■ What you have to do:
Check the records below line by line, and report how many lines include the string "style". No other words are needed.

════════════════════

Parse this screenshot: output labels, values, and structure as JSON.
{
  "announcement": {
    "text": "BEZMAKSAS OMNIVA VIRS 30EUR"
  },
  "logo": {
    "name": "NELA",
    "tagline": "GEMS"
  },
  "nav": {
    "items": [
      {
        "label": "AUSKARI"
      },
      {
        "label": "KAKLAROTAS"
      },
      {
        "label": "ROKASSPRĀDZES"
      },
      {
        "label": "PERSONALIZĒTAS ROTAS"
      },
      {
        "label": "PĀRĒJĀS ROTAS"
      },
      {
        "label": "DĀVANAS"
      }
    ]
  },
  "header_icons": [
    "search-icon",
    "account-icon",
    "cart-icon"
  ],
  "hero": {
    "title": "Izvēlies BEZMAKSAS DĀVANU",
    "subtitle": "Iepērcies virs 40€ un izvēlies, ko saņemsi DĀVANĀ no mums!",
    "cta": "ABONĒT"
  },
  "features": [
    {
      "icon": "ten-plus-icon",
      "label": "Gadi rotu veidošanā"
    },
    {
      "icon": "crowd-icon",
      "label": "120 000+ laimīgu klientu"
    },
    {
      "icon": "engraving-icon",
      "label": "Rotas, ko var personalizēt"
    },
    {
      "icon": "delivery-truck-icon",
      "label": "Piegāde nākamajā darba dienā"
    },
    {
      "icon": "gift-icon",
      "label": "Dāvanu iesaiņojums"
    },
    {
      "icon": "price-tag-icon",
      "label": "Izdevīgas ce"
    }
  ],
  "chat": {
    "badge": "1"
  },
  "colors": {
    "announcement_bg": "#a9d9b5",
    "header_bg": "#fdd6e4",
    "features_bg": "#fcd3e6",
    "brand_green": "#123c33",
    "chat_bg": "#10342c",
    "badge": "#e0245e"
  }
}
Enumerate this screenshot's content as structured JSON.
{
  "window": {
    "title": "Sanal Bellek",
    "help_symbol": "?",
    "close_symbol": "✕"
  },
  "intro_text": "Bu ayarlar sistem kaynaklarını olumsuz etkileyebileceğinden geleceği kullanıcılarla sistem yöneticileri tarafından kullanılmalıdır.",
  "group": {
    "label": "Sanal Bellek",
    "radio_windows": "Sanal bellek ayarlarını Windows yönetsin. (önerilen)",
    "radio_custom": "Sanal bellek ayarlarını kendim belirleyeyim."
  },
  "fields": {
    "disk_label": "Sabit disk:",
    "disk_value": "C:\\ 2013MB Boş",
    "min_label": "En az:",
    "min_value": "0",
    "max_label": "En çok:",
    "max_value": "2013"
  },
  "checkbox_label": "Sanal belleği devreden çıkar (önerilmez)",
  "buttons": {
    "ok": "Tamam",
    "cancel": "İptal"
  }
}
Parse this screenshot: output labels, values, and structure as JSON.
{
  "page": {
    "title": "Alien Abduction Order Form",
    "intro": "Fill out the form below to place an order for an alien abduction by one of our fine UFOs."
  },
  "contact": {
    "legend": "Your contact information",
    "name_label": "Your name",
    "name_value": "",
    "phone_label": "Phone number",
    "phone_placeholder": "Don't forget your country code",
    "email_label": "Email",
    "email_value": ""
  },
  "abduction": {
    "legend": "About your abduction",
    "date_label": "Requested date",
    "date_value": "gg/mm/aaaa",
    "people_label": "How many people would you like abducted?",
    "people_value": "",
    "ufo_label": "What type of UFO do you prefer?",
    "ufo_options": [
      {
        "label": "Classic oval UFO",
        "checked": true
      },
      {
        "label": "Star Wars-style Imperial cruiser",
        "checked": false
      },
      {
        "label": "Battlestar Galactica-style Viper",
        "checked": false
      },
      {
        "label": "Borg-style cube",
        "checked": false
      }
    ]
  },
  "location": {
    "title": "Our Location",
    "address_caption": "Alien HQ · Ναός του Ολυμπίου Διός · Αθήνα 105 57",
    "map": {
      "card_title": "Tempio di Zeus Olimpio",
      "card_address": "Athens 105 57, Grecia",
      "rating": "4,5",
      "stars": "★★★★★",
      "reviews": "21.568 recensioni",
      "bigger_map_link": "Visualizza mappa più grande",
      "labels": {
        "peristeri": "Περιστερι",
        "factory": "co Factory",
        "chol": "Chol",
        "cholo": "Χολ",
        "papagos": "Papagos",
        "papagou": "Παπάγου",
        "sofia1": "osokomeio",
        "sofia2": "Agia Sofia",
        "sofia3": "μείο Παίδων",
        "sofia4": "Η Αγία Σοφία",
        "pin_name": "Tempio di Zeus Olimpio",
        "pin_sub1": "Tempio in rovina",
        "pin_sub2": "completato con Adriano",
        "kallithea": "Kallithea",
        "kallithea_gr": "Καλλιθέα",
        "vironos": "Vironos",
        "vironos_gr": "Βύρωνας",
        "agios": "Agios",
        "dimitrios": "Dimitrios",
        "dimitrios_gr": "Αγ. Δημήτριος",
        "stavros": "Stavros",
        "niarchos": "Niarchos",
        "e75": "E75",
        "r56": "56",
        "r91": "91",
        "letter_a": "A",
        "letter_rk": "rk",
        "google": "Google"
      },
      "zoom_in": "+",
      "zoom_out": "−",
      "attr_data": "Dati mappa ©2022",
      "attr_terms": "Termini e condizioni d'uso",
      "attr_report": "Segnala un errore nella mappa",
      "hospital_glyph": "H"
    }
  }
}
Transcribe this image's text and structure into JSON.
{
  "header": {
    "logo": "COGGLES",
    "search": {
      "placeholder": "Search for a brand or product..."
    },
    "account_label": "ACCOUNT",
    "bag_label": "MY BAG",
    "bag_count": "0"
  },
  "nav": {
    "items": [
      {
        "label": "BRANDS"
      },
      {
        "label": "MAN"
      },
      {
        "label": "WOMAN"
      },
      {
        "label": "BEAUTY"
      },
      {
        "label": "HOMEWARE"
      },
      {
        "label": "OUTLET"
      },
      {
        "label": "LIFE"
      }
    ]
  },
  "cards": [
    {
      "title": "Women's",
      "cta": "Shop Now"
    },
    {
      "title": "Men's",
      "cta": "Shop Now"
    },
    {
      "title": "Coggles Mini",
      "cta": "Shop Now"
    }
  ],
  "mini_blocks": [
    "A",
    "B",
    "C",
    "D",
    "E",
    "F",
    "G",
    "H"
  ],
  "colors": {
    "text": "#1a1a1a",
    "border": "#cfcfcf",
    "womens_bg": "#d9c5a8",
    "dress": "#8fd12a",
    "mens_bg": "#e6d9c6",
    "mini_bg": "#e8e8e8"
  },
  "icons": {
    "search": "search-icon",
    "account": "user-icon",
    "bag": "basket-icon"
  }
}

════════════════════

■ Result of this exercise:
3